Dark patterns: User interfaces designed to trick people into doing things they wouldn’t otherwise do.
Harry Brignull, a user-experience (UX) consultant who has a PhD in cognitive science, coined dark patterns for a presentation he gave earlier this month at the UX Brighton Conference. Brignull explained the concept on his blog, 90 Percent of Everything:
Normally we think of bad design as consisting of laziness, mistakes, or school-boy errors. We refer to these sorts of design patterns as Antipatterns. However, there’s another kind of bad design pattern, one that’s been crafted with great attention to detail, and a solid understanding of human psychology, to trick users into do things they wouldn’t otherwise have done. This is the dark side of design, and since these kind of design patterns don’t have a name, I’m proposing we start calling them Dark Patterns.
Brignull’s examples include low-cost airlines that put insurance in your basket without asking; social-networking sites that “purposefully make it hard for you to shrink your social graph or move your content into private realms (I’m looking at you, Facebook)”; and systems that require you to log in “using a long-forgotten password” in order to unsubscribe.
Dark patterns are not the same as “outright scams,” Brignull writes. The latter are “clumsy and easy to identify.” Rather, dark patterns are “techniques used by above-board products and services that trick users into doing things.”
In the three-dimensional world, slanty design—a term coined by British interactivity researcher Russell Beale—is somewhat analogous to dark patterns. Slanty design is “design that purposely reduces aspects of functionality or usability”; however, its objectives don’t necessarily include siphoning cash from the user.
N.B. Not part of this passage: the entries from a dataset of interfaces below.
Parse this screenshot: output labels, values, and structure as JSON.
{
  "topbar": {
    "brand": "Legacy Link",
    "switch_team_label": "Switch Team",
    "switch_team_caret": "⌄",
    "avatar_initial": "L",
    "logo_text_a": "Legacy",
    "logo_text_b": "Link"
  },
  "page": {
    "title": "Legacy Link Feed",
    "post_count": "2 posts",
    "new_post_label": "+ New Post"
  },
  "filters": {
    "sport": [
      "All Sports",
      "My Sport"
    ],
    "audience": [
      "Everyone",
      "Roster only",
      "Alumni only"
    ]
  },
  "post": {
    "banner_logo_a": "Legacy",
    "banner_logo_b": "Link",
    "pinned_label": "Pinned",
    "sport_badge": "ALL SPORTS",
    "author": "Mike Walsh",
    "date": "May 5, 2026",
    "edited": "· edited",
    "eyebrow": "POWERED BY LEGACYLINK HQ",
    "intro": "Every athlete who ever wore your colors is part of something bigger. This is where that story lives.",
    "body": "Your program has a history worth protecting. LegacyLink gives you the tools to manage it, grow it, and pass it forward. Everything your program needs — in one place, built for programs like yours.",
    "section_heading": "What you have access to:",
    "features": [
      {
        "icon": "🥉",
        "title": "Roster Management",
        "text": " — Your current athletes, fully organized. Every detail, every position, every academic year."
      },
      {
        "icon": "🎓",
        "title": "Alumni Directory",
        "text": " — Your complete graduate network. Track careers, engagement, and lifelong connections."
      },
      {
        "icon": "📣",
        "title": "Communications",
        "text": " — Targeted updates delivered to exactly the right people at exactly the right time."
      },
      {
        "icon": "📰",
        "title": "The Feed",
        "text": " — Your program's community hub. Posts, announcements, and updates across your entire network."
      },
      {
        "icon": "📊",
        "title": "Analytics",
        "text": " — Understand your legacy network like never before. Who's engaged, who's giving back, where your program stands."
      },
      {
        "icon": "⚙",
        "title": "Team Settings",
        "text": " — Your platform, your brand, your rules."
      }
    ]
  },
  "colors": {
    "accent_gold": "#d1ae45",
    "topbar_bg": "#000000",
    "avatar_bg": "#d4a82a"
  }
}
For example, a cone-shaped disposable cup that discourages the user from leaving it on a table is a slanty design that promotes a social good.